With the passage of the Rice Tariffication Law on 5 March 2019, the government removed the quantitative restrictions on rice importation.
Traders can now bring in unlimited volumes of rice but has to pay a tariff of 35 percent if the rice being imported are sourced from within the ASEAN economic community and up to 180 percent if coming from outside of the bloc.
RA 11203 also created the Rice Competitiveness Enhancement Fund (RCEF) to be funded from the tariff collected from imported rice, amounting to P10 billion pesos annually for six years, to assist rice farmers with seeds, farm machineries, credit and technical extension.
“Despite the various financial aid, farmers remain submerged in problems as they can’t rise from their current state of penury,” Go noted.
Rice smugglers abound
“Add to that the abuse and deception from several big rice traders and importers. We will not allow these kinds of irregularities,” he explained.
“In the last Senate hearing on the Department of Agriculture (DA) budget, I joined my fellow colleagues in our call to punish unprincipled individuals who are engaged in agricultural smuggling. I reached out to the Department of Justice to prosecute those who should be accountable. This has become an issue, since 2013. The Committee on Agriculture and the Blue Ribbon summoned then Davao City Mayor Rodrigo Duterte as one of the resource persons, I accompanied him during his tertimony,” he explained.

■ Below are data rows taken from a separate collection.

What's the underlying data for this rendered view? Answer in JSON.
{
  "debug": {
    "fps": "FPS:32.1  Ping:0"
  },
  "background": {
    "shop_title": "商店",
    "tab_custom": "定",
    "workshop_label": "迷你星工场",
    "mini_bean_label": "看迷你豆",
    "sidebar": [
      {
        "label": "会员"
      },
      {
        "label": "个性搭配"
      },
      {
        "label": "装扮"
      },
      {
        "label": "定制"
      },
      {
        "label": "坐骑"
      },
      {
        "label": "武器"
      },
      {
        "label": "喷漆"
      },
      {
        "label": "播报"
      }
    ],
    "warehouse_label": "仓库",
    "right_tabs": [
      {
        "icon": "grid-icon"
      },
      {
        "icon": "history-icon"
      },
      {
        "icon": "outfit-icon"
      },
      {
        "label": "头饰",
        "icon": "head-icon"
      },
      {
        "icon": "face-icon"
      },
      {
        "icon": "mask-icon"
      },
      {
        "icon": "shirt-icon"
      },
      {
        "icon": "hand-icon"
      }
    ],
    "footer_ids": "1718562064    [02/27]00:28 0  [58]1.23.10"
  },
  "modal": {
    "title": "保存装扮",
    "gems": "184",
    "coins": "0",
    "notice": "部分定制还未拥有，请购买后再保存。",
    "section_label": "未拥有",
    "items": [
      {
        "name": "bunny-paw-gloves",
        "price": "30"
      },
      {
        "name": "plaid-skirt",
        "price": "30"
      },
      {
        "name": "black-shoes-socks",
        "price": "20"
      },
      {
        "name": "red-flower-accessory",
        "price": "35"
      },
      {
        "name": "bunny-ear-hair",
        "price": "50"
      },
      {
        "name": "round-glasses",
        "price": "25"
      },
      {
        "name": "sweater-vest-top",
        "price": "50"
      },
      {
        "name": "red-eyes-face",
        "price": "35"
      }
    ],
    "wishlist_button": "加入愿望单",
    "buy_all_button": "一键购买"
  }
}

Go was apparently referring to suspected grains smuggler Davidson Bangayan or David Tan who controlled illegal operations from Mindanao and was recently indicted by the Department of Justice.
Bangayan, in the previous administration, was an untouchable and even flaunted his influence during Senate investigations held in 2014 on rice smuggling.